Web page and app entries
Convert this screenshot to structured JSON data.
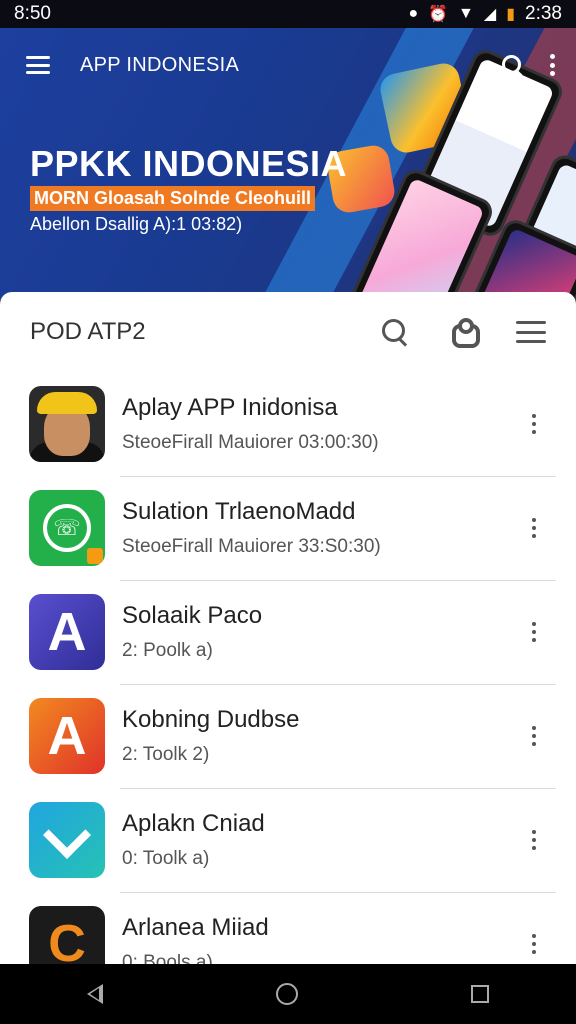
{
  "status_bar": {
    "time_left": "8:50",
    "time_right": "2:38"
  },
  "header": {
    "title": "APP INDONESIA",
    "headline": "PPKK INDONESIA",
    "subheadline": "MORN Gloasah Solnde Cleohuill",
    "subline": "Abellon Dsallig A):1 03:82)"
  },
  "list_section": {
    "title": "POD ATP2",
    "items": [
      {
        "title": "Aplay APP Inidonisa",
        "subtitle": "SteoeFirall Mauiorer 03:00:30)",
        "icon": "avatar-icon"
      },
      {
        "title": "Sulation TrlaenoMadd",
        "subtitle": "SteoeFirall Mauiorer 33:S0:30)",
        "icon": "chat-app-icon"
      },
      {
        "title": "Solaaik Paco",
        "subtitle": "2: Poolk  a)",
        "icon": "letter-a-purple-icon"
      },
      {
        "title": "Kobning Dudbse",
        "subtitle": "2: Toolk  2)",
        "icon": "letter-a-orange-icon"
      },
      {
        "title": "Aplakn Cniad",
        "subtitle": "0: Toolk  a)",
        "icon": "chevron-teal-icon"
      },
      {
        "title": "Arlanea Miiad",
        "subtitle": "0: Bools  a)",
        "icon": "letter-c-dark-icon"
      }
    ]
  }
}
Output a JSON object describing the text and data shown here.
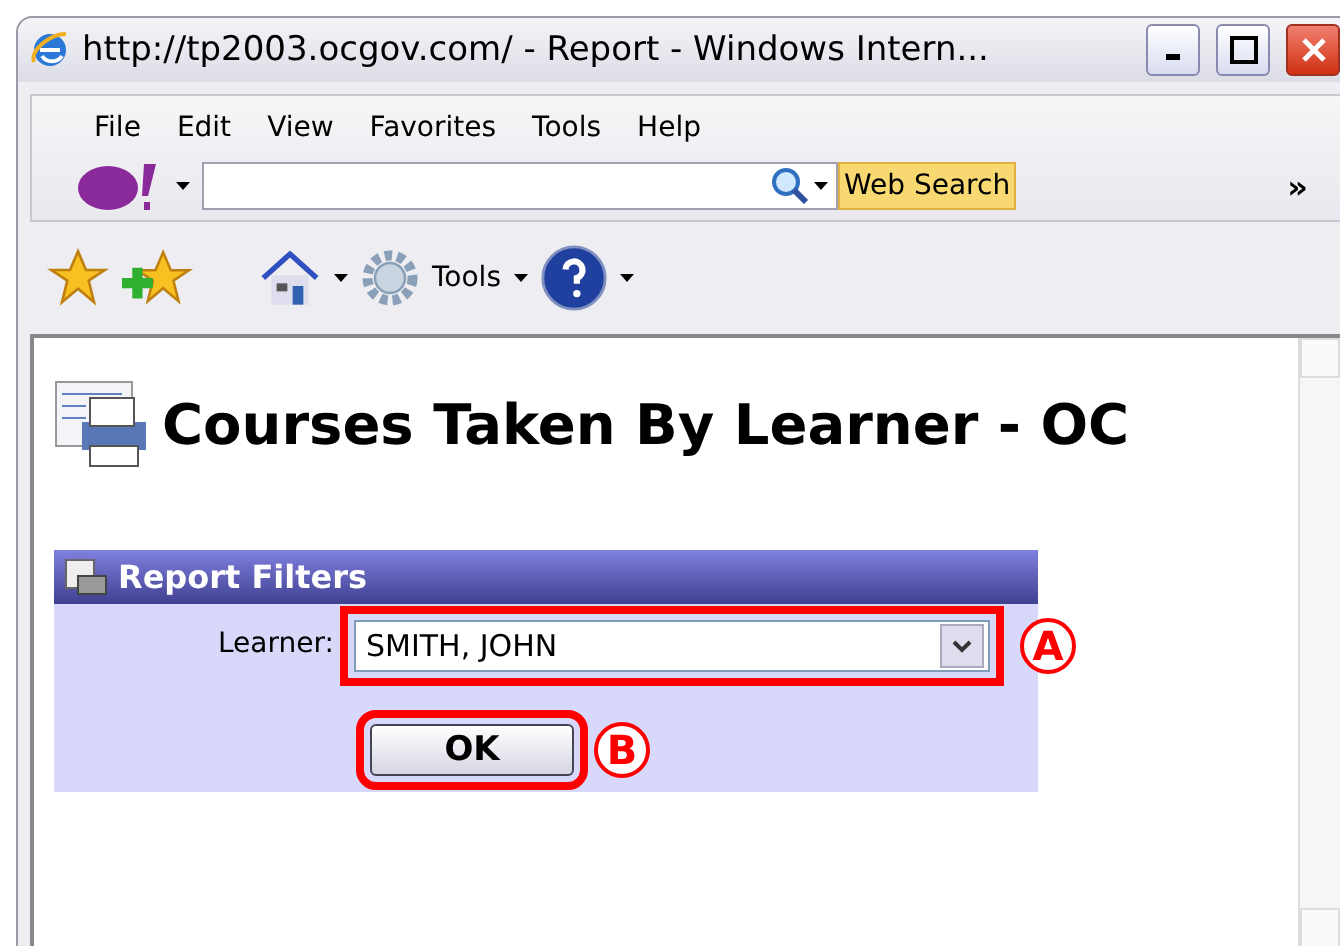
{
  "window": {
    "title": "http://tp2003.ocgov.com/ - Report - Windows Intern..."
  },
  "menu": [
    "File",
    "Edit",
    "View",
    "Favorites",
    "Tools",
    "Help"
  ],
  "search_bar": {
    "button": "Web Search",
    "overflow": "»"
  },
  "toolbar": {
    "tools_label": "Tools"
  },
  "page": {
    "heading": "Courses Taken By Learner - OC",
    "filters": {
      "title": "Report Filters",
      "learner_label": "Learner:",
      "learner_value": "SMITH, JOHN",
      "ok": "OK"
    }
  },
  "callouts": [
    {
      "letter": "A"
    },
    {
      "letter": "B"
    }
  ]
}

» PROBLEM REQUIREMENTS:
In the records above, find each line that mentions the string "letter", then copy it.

» RESULT:
        "icon": "letter-a-purple-icon"
        "icon": "letter-a-orange-icon"
        "icon": "letter-c-dark-icon"
      "letter": "A"
      "letter": "B"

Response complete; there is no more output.